This is a 54 mile dirt and gravel road that reaches Lake Powell and the Glen Canyon National Recreation Area in Southern Utah. It should be named “Hole In The Head Road” because you must have one to finish this. It begins near the town of Escalante and The Escalante Grand Staircase National Monument. The end of the road is Hole In The Rock, where Mormon settlers used a small gap in the sandstone to reach the Colorado River and beyond in order to settle into Southeastern Utah (More On The Hole in a later post).
The difficult to travel Hole In The Rock Road at The Glen Canyon National Recreation Area, Utah
Eroded sandstone is the predominate feature along The Hole In The Rock Road in the Glen Canyon National Recreation Area, Utah
A full moon rises over the landscape at Glen Canyon National Recreation Area, Utah
Didn’t want to go up there!
No Uber or self driving cars needed here.
Looks like they missed the elusive steer!
Navajo Mountain stands out in the desert landscape of Glen Canyon National Recreation Area, Utah
A cactus flowers in early spring at Glen Canyon National Recreation Area, Utah
Desert Sand Verbena
Primitive camping allowed. No picnic tables and thankfully no large RV’s with noisy generators.

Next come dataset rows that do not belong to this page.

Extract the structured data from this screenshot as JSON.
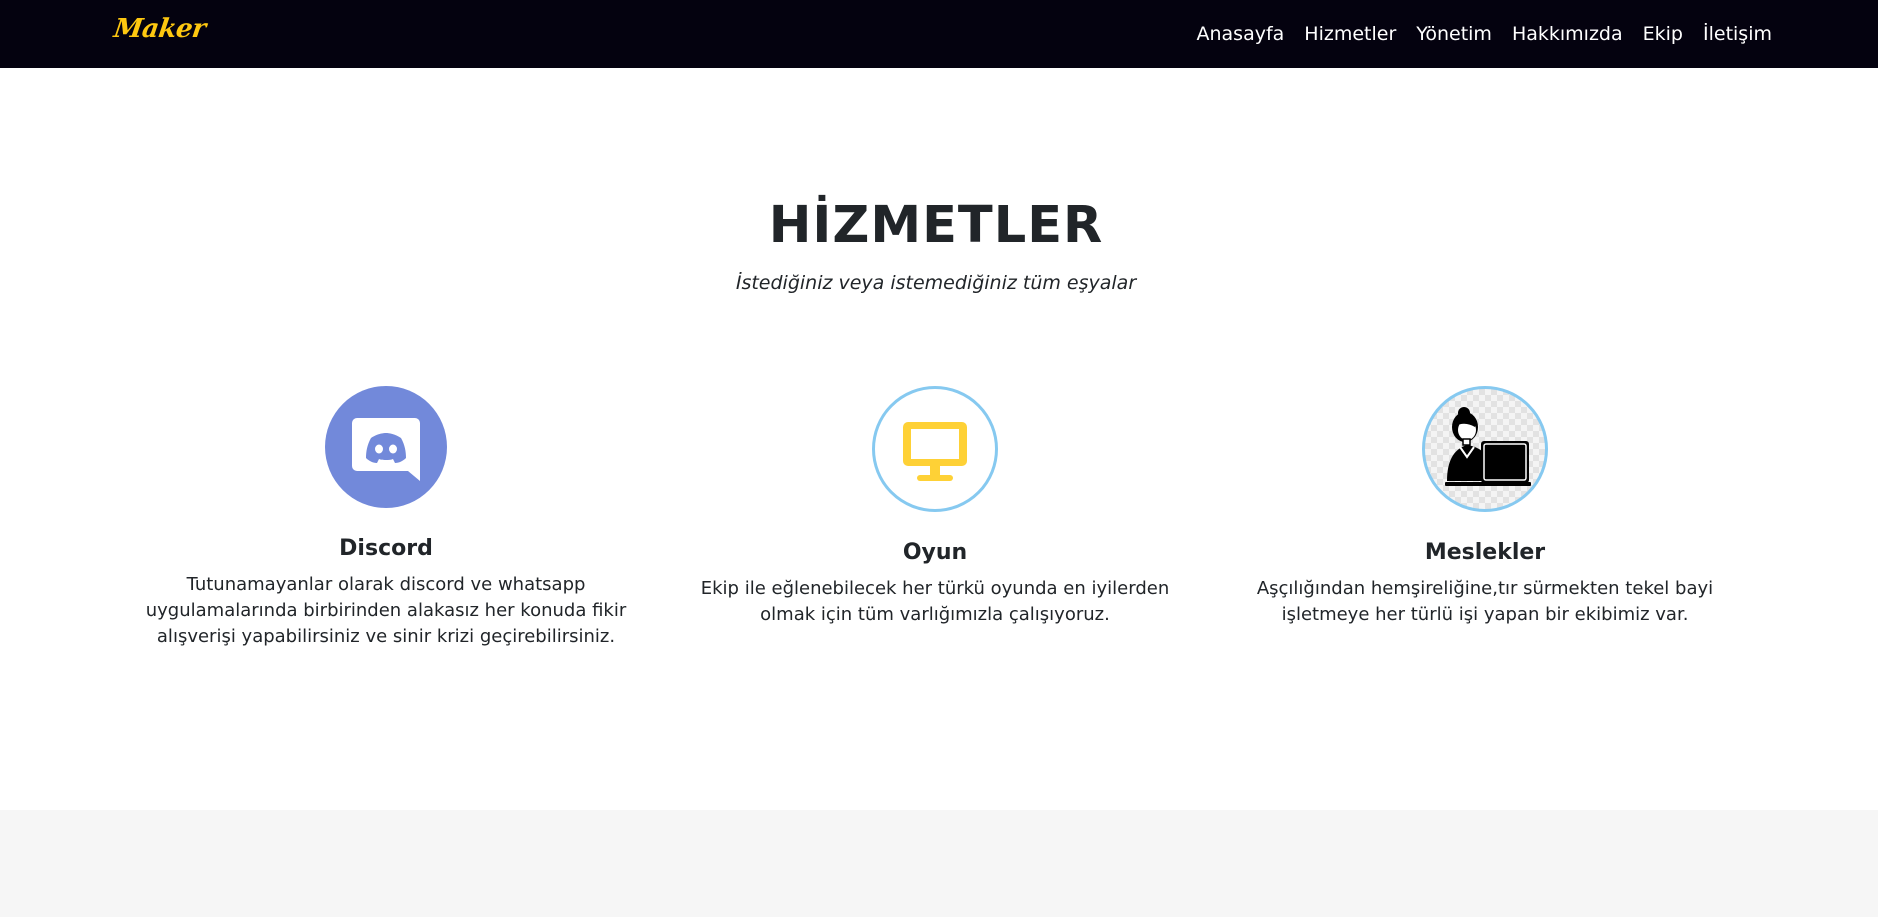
{
  "navbar": {
    "brand": "Maker",
    "links": [
      "Anasayfa",
      "Hizmetler",
      "Yönetim",
      "Hakkımızda",
      "Ekip",
      "İletişim"
    ]
  },
  "services": {
    "heading": "HİZMETLER",
    "subheading": "İstediğiniz veya istemediğiniz tüm eşyalar",
    "items": [
      {
        "title": "Discord",
        "description": "Tutunamayanlar olarak discord ve whatsapp uygulamalarında birbirinden alakasız her konuda fikir alışverişi yapabilirsiniz ve sinir krizi geçirebilirsiniz.",
        "icon": "discord-icon"
      },
      {
        "title": "Oyun",
        "description": "Ekip ile eğlenebilecek her türkü oyunda en iyilerden olmak için tüm varlığımızla çalışıyoruz.",
        "icon": "monitor-icon"
      },
      {
        "title": "Meslekler",
        "description": "Aşçılığından hemşireliğine,tır sürmekten tekel bayi işletmeye her türlü işi yapan bir ekibimiz var.",
        "icon": "person-laptop-icon"
      }
    ]
  },
  "colors": {
    "navbar_bg": "#04020f",
    "brand": "#fec810",
    "discord": "#7289da",
    "monitor": "#fed136",
    "ring": "#86c9f0",
    "bottom_section_bg": "#f6f6f6"
  }
}
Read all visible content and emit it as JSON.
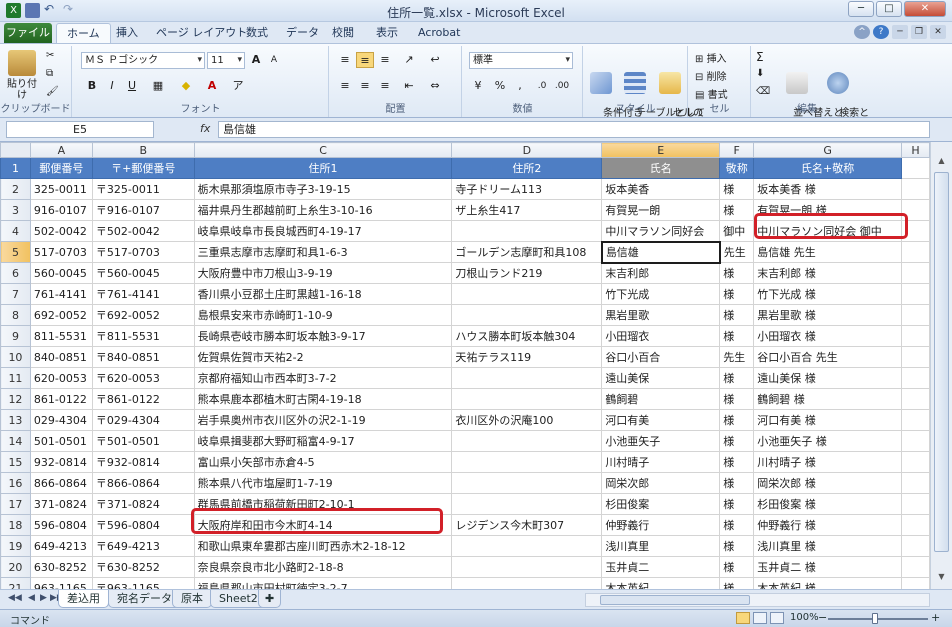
{
  "window": {
    "title": "住所一覧.xlsx - Microsoft Excel"
  },
  "tabs": [
    "ファイル",
    "ホーム",
    "挿入",
    "ページ レイアウト",
    "数式",
    "データ",
    "校閲",
    "表示",
    "Acrobat"
  ],
  "active_tab": "ホーム",
  "ribbon": {
    "clipboard": {
      "paste": "貼り付け",
      "label": "クリップボード"
    },
    "font": {
      "name": "ＭＳ Ｐゴシック",
      "size": "11",
      "label": "フォント",
      "bold": "B",
      "italic": "I",
      "underline": "U",
      "grow": "A",
      "shrink": "A"
    },
    "alignment": {
      "label": "配置"
    },
    "number": {
      "format": "標準",
      "label": "数値",
      "currency": "%",
      "comma": ",",
      "inc": ".0",
      "dec": ".00"
    },
    "styles": {
      "conditional": "条件付き\n書式",
      "table": "テーブルとして\n書式設定",
      "cell": "セルの\nスタイル",
      "label": "スタイル"
    },
    "cells": {
      "insert": "挿入",
      "delete": "削除",
      "format": "書式",
      "label": "セル"
    },
    "editing": {
      "sort": "並べ替えと\nフィルター",
      "find": "検索と\n選択",
      "label": "編集",
      "sigma": "Σ"
    }
  },
  "formula_bar": {
    "name_box": "E5",
    "fx": "fx",
    "value": "島信雄"
  },
  "columns": [
    "A",
    "B",
    "C",
    "D",
    "E",
    "F",
    "G"
  ],
  "header_row": [
    "郵便番号",
    "〒+郵便番号",
    "住所1",
    "住所2",
    "氏名",
    "敬称",
    "氏名+敬称"
  ],
  "rows": [
    [
      "325-0011",
      "〒325-0011",
      "栃木県那須塩原市寺子3-19-15",
      "寺子ドリーム113",
      "坂本美香",
      "様",
      "坂本美香 様"
    ],
    [
      "916-0107",
      "〒916-0107",
      "福井県丹生郡越前町上糸生3-10-16",
      "ザ上糸生417",
      "有賀晃一朗",
      "様",
      "有賀晃一朗 様"
    ],
    [
      "502-0042",
      "〒502-0042",
      "岐阜県岐阜市長良城西町4-19-17",
      "",
      "中川マラソン同好会",
      "御中",
      "中川マラソン同好会 御中"
    ],
    [
      "517-0703",
      "〒517-0703",
      "三重県志摩市志摩町和具1-6-3",
      "ゴールデン志摩町和具108",
      "島信雄",
      "先生",
      "島信雄 先生"
    ],
    [
      "560-0045",
      "〒560-0045",
      "大阪府豊中市刀根山3-9-19",
      "刀根山ランド219",
      "末吉利郎",
      "様",
      "末吉利郎 様"
    ],
    [
      "761-4141",
      "〒761-4141",
      "香川県小豆郡土庄町黒越1-16-18",
      "",
      "竹下光成",
      "様",
      "竹下光成 様"
    ],
    [
      "692-0052",
      "〒692-0052",
      "島根県安来市赤崎町1-10-9",
      "",
      "黒岩里歌",
      "様",
      "黒岩里歌 様"
    ],
    [
      "811-5531",
      "〒811-5531",
      "長崎県壱岐市勝本町坂本触3-9-17",
      "ハウス勝本町坂本触304",
      "小田瑠衣",
      "様",
      "小田瑠衣 様"
    ],
    [
      "840-0851",
      "〒840-0851",
      "佐賀県佐賀市天祐2-2",
      "天祐テラス119",
      "谷口小百合",
      "先生",
      "谷口小百合 先生"
    ],
    [
      "620-0053",
      "〒620-0053",
      "京都府福知山市西本町3-7-2",
      "",
      "遠山美保",
      "様",
      "遠山美保 様"
    ],
    [
      "861-0122",
      "〒861-0122",
      "熊本県鹿本郡植木町古閑4-19-18",
      "",
      "鶴飼碧",
      "様",
      "鶴飼碧 様"
    ],
    [
      "029-4304",
      "〒029-4304",
      "岩手県奥州市衣川区外の沢2-1-19",
      "衣川区外の沢庵100",
      "河口有美",
      "様",
      "河口有美 様"
    ],
    [
      "501-0501",
      "〒501-0501",
      "岐阜県揖斐郡大野町稲富4-9-17",
      "",
      "小池亜矢子",
      "様",
      "小池亜矢子 様"
    ],
    [
      "932-0814",
      "〒932-0814",
      "富山県小矢部市赤倉4-5",
      "",
      "川村晴子",
      "様",
      "川村晴子 様"
    ],
    [
      "866-0864",
      "〒866-0864",
      "熊本県八代市塩屋町1-7-19",
      "",
      "岡栄次郎",
      "様",
      "岡栄次郎 様"
    ],
    [
      "371-0824",
      "〒371-0824",
      "群馬県前橋市稲荷新田町2-10-1",
      "",
      "杉田俊案",
      "様",
      "杉田俊案 様"
    ],
    [
      "596-0804",
      "〒596-0804",
      "大阪府岸和田市今木町4-14",
      "レジデンス今木町307",
      "仲野義行",
      "様",
      "仲野義行 様"
    ],
    [
      "649-4213",
      "〒649-4213",
      "和歌山県東牟婁郡古座川町西赤木2-18-12",
      "",
      "浅川真里",
      "様",
      "浅川真里 様"
    ],
    [
      "630-8252",
      "〒630-8252",
      "奈良県奈良市北小路町2-18-8",
      "",
      "玉井貞二",
      "様",
      "玉井貞二 様"
    ],
    [
      "963-1165",
      "〒963-1165",
      "福島県郡山市田村町徳定3-2-7",
      "",
      "木本英紀",
      "様",
      "木本英紀 様"
    ]
  ],
  "sheets": [
    "差込用",
    "宛名データ",
    "原本",
    "Sheet2"
  ],
  "active_sheet": "差込用",
  "status": {
    "mode": "コマンド",
    "zoom": "100%"
  },
  "colors": {
    "header_fill": "#4e7ec4",
    "annotation": "#d22028",
    "file_tab": "#2c7a2b"
  }
}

The only sound I heard here was the crackling of the fire and coyotes howling in the near distance.
The normal road I take to Eureka Dunes at Death Valley National Park was washed out. So I had to go around and wouldn’t make it to the dunes that night. So I camped at Alabama Hills near Lone Pine California. It has great views and the camping is free! And the full moon was to rise that night.
The moon rises over a campfire at Alabama Hills in the Owens Valley of California
The light from a full moon shines on The Sierra Nevada Mountains near Lone Pine, California
The sun rises over the eroded sandstone rocks of Alabama Hills in the Owens Valley of California
To get the shots I really wanted, I went out and bought a backpack. A tent. A stove. A mattress. A headlamp. A small pillow. A Jet Boil. A knife. Extra camera batteries. Matches. A wine bota. If you want to shoot in the golden light, miles from the nearest road, you’re just going to have to pitch a tent and spend the night. It’s difficult to shoot around sunset and high tail it back to your car in the dark especially if you have to negotiate dangerous terrain. I’ve tried that in the past and ended up getting lost in the dark by losing the trail. The shots below were taken during various backpacking trips.
You have to backpack 10 miles to get to Havasu Canyon. There aren’t any roads to the Indian Village at Supai. But it’s worth the effort.
To get to the top of Mt. Whitney in California, it’s a 22 mile round trip death march as a day hike with a 6,000 foot elevation gain. I’ve completed that but also a 3 day backpack where you can move slowly and plan some great shots such as this one early in the morning.
From the top of Mt. Whitney. You can’t drive your car to this spot. No gondolas either.
Backpacking on some of the lesser-used trails at Yosemite gives you different looks of the iconic Half-Dome. We were nearing the end of a 65 mile backpack and the last mile was all uphill. Figures.
Camping in the back country at Grand Teton National Park will afford some epic sunset shots.
Trekking through the Andes in Peru gets you to spots that most people can’t access. This is the Salkanty Pass at around 15,000 feet
Couldn’t chew enough cocoa leaves to counter the effects of the altitude. That’s Nevado Salkanty at over 20,500 feet. No roads here either. There were Peruvian women selling Snickers bars and warm beer along the 30 mile route. You dunk the Snickers in the beer.
Utah’s Coyote Gulch provides a passage through tilting sandstone cliffs and water-carved alcoves. The next shot of Jacob Hamlin Arch produces fiery reds and golds but only at sunset
And when you arrive at your destination, you can slip off the pack and enjoy the sunset. Grebe Lake, Yellowstone National Park, Wyoming